Housing minister Esther McVey has renewed the government’s commitment to modern methods of construction (MMC) when building new homes but stressed the need for quality and safety as the use of MMC expands.
Her comments came as the government responded to the Housing, Communities and Local Government Committee’s report on MMC, following its recent inquiry.
The report made 21 recommendations to government, recognising the importance of MMC to the government’s ambition of building 300,000 homes by the mid 2020s.
In its response, the government said it wanted to see housebuilders embrace MMC and other new technologies to build new homes more quickly and that it agreed MMC could unlock benefits for housing at lower cost, if done at scale.
While it agreed with many of the report’s recommendations, including the a call for housebuilders to use more BIM in their processes, rather than just moving construction offsite, and the need to gather more data on how MMC performs in other sectors in order to generate confidence in the technology, it rejected some others.
Among the recommendations it rejected was a call to set requirements for housebuilding developments that benefit from public funds to incorporate the use of MMC techniques.
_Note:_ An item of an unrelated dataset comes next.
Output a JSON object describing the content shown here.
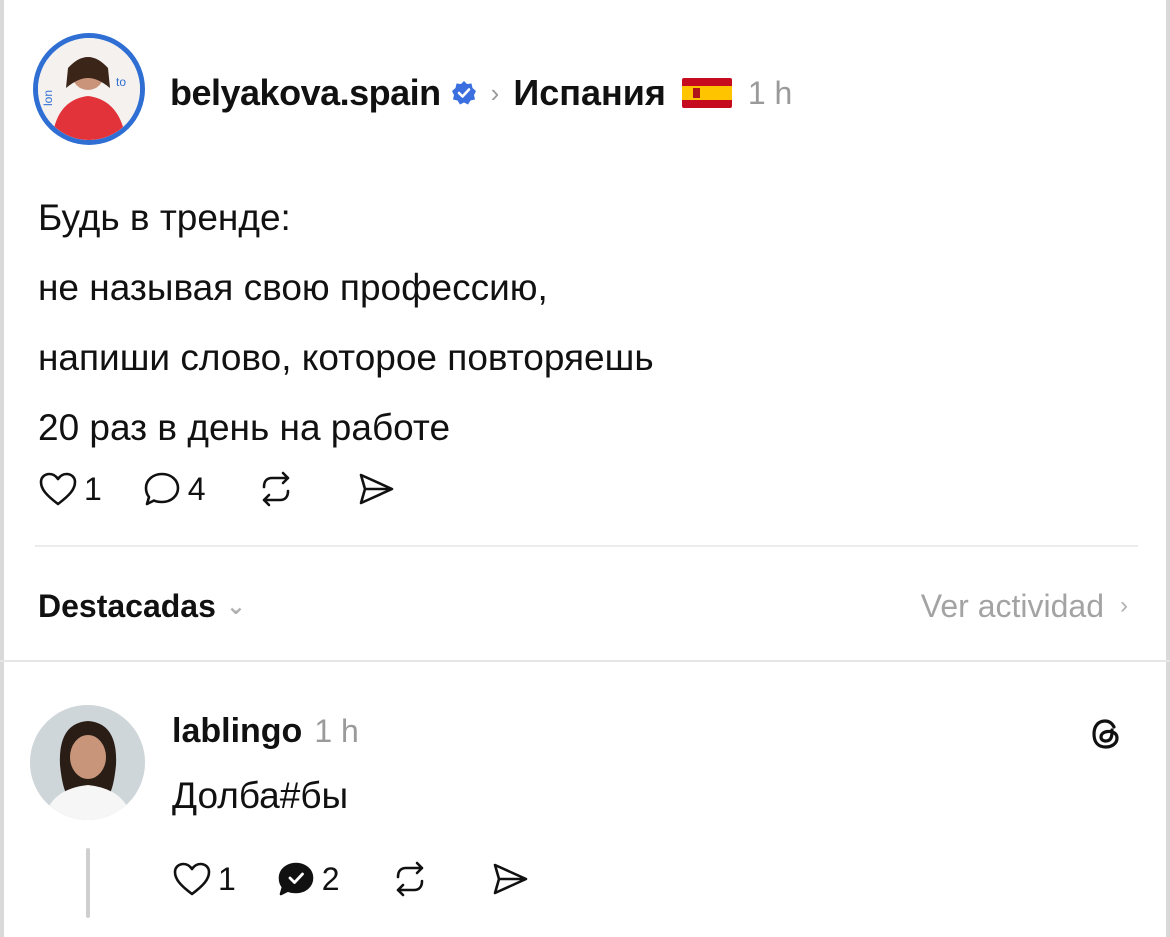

The government said it wanted to avoid “focusing only on the frontrunners in the sector”.
'No one technology the answer'
And it also resisted the report’s recommendation for the joint industry working group on MMC to identify types of MMC that work best and can be used at scale to deliver quality homes, saying: “Homes England does not believe that any one type or types of MMC technology will provide the answer to the housing shortage across the country. All types may have a part to play and what is suitable and viable on one site may not be appropriate on another.”
McVey said: “The way in which the housebuilding market currently operates constrains the supply of new homes due to insufficient competition and innovation. We are heavily reliant on volume housebuilders, who, while an important part of the market, cannot provide the whole answer alone. To rapidly increase the pace of building and reach our housing ambitions, we need to increase the range of producers in the market and also the types of homes they are delivering.
“Diversifying the market and ensuring it delivers a greater variety of products will not only result in the delivery of additional homes but will also increase market resilience. We need a market that can adapt, to the changing demands of consumers and technology, but also to changing economic conditions. In short, diversification can lead to more homes being delivered faster and to a higher quality, with significant financial benefits. We are committed to ensuring that as the use of MMC expands, quality and safety remains very much at the forefront of what we are trying to achieve.”